We previously reported on a U.S. Supreme Court case which interpreted the evidence destruction provisions of Sarbanes-Oxley.  A plurality of the Court held in Yates that destruction of fish was not destruction of a tangible object and therefore did not violate the Sarbanes-Oxley Act.  In that case the Supreme Court concluded that the reference to “tangible objects” in the Sarbanes-Oxley Act should be read to cover only objects one can use to record or preserve information, not all objects in the physical world.

At that time I wondered what the next case would look like . . .

In United States v. Carroll, the owner of a 1996 Saab was shot to death during a drug transaction in Humboldt County, California. In the indictment, the government alleged that after the murder was committed, the accused drove the 1996 Saab to a remote area and set it on fire. The accused were charged with knowing destruction of a “tangible object” -i.e. the Saab – with the intent to obstruct a federal investigation, in violation of a provision of the Sarbanes-Oxley Act, as codified in Title 18, United States Code, Section 1519.

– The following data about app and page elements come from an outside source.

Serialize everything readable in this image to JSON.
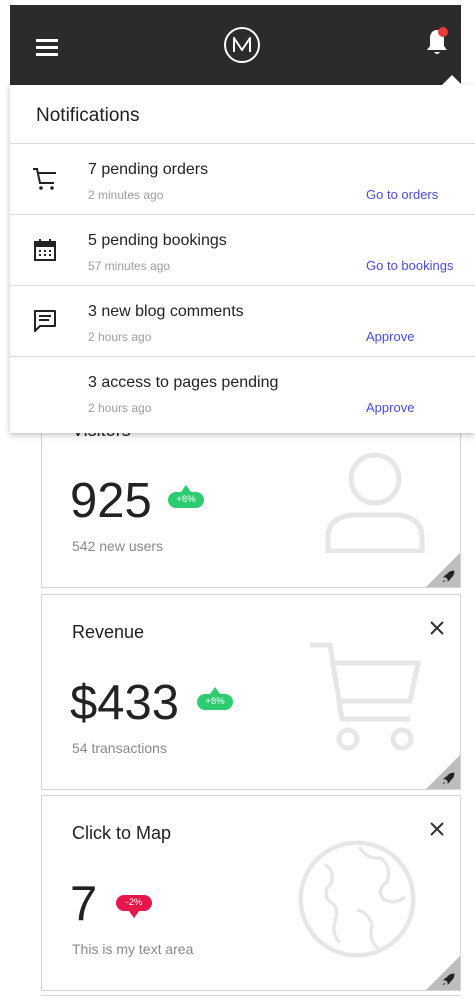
{
  "header": {
    "menu_icon": "hamburger-menu-icon",
    "logo_icon": "nm-logo-icon",
    "notification_icon": "bell-icon",
    "notification_dot_color": "#ea3a3a",
    "bar_color": "#2b2b2b"
  },
  "notifications": {
    "title": "Notifications",
    "items": [
      {
        "icon": "cart-icon",
        "title": "7 pending orders",
        "time": "2 minutes ago",
        "action": "Go to orders"
      },
      {
        "icon": "calendar-icon",
        "title": "5 pending bookings",
        "time": "57 minutes ago",
        "action": "Go to bookings"
      },
      {
        "icon": "comment-icon",
        "title": "3 new blog comments",
        "time": "2 hours ago",
        "action": "Approve"
      },
      {
        "icon": "",
        "title": "3 access to pages pending",
        "time": "2 hours ago",
        "action": "Approve"
      }
    ],
    "action_color": "#4a4dd9"
  },
  "cards": [
    {
      "title": "Visitors",
      "value": "925",
      "badge": "+8%",
      "trend": "up",
      "subtitle": "542 new users",
      "watermark": "user-icon"
    },
    {
      "title": "Revenue",
      "value": "$433",
      "badge": "+8%",
      "trend": "up",
      "subtitle": "54 transactions",
      "watermark": "cart-icon"
    },
    {
      "title": "Click to Map",
      "value": "7",
      "badge": "-2%",
      "trend": "down",
      "subtitle": "This is my text area",
      "watermark": "globe-icon"
    }
  ],
  "colors": {
    "badge_up": "#2ecc71",
    "badge_down": "#e8174b"
  }
}
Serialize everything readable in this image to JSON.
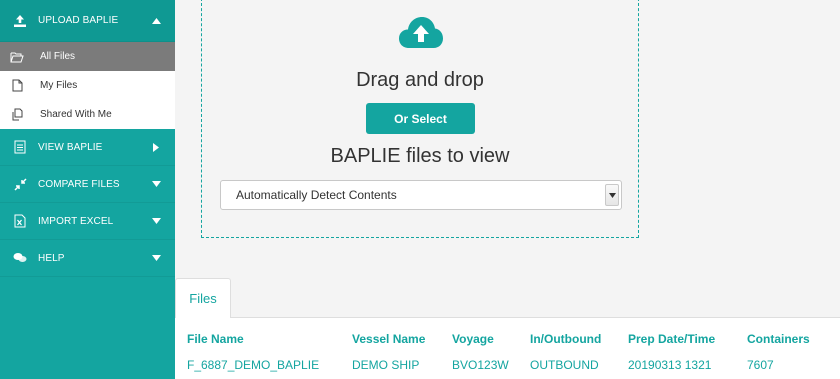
{
  "sidebar": {
    "upload": {
      "label": "UPLOAD BAPLIE"
    },
    "sub_items": [
      {
        "label": "All Files"
      },
      {
        "label": "My Files"
      },
      {
        "label": "Shared With Me"
      }
    ],
    "sections": [
      {
        "label": "VIEW BAPLIE"
      },
      {
        "label": "COMPARE FILES"
      },
      {
        "label": "IMPORT EXCEL"
      },
      {
        "label": "HELP"
      }
    ]
  },
  "dropzone": {
    "title": "Drag and drop",
    "button_label": "Or Select",
    "subtitle": "BAPLIE files to view",
    "select_value": "Automatically Detect Contents"
  },
  "files": {
    "tab_label": "Files",
    "headers": [
      "File Name",
      "Vessel Name",
      "Voyage",
      "In/Outbound",
      "Prep Date/Time",
      "Containers"
    ],
    "rows": [
      [
        "F_6887_DEMO_BAPLIE",
        "DEMO SHIP",
        "BVO123W",
        "OUTBOUND",
        "20190313 1321",
        "7607"
      ]
    ]
  },
  "colors": {
    "accent": "#14a5a0",
    "sidebar_active": "#7b7b7b"
  }
}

The United States District Court for the Northern District of California held it was “common sense” that a Saab is not a tangible object.  The District Court noted the Yates plurality reasoned that a “tangible object” must be an object that is capable of being falsified or bearing a false entry.  This District Court found this reasoning applies with equal force to an automobile. In short, it would be just as unnatural to describe a torched sedan as falsified.